Why is cut so important? A diamond cut with the ideal proportions for its shape reflects more light out of the top, producing dramatic fire and brilliance. A diamond that is poorly cut, with proportions that are incongruous, will look dark and dull. This is because the poor cut permits light to escape out the sides and bottom of the diamond. In other words, a well cut diamond sparkles brilliantly because it reflects and refracts light better than one that is poorly cut. Needless to say, a good cut increases price.
Not all white diamonds are colorless. In fact, the spectrum ranges from light yellow to totally colorless. To determine the amount of color in a diamond, a lettering system is used. The system ranges from D to Z with D being awarded to only the rare, totally colorless diamonds. A colorless diamond can be graded D, E or F; near colorless, G, H, I or J. A white diamond’s beauty and value increase the more colorless it is.
Because it requires tremendous heat and pressure from deep within the earth to form a diamond – the process can result in inclusions and blemishes. In other words – imperfections. While no diamond can be considered perfect, the more closely it approximates perfection the higher its value. While inclusions rarely effect a diamond’s aesthetics, they do impact the price.
Carat weight refers to size and weight. The larger the diamond – the more valuable it is. This is because large diamonds are scarce. Even so, two diamonds with the same carat weight can vary greatly in value, depending on their clarity, color, and most importantly, their cut. For example, a half-carat diamond with high color and clarity ratings may cost more than a three-quarter carat diamond with lower color and clarity ratings, but identical cut. Ultimately it’s a matter of deciding what is most important to you – size or quality – then finding the combination of size, color and clarity that best meets your budget.
The more rare the diamond, the greater the value.
In the common range, absence of color is more rare and therefore more valuable in a diamond. But when a diamond falls outside the common range, as is the case with fancy or colored diamonds, the most rare and valuable diamonds are saturated yellows, pinks, blues and greens. Even very slight color differences can have a major impact on value. But with diamonds outside the normal range with less color are considered

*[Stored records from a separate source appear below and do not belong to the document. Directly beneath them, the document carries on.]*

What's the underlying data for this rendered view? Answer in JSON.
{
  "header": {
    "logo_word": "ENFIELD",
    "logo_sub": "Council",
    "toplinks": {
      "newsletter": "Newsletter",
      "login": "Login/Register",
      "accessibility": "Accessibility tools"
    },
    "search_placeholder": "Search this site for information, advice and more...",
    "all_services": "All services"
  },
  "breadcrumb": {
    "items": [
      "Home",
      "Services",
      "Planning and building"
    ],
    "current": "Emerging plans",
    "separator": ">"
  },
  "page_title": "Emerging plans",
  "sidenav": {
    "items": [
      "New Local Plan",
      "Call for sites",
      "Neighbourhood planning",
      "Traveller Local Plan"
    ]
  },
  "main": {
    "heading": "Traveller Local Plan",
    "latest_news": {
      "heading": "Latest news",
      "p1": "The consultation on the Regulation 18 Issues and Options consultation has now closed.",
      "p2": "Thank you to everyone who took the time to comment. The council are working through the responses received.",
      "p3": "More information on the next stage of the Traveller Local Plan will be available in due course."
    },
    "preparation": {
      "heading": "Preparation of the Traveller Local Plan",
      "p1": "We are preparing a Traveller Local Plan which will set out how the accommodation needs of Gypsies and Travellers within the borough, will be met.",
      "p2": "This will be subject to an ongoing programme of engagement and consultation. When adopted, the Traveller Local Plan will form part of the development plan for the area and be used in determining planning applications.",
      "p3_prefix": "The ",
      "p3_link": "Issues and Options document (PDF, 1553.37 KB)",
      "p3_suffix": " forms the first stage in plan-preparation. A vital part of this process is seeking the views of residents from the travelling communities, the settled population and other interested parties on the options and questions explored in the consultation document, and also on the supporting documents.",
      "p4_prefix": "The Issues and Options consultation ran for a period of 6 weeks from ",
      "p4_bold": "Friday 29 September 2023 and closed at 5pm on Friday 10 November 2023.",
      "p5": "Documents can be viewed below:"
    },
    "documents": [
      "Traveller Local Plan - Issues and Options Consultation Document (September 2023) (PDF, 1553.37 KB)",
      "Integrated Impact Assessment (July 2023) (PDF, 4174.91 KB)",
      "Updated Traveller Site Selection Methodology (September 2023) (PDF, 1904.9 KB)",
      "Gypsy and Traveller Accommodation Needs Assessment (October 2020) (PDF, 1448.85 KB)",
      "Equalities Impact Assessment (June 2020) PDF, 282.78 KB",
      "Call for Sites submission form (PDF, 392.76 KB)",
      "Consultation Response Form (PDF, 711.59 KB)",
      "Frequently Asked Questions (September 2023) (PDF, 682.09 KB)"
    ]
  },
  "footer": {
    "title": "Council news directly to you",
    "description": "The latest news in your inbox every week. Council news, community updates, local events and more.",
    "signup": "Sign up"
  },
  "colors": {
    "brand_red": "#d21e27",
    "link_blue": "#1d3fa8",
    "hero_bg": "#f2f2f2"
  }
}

Compared to fancy yellows and browns, diamonds with a noticeable hint of any other hue are considerably more rare. Even in light tones and weak saturation, as long as a diamond shows color in the face-up position, it qualifies as fancy color. Green, blue and red diamonds with medium to dark tones and moderate saturations are extremely rare.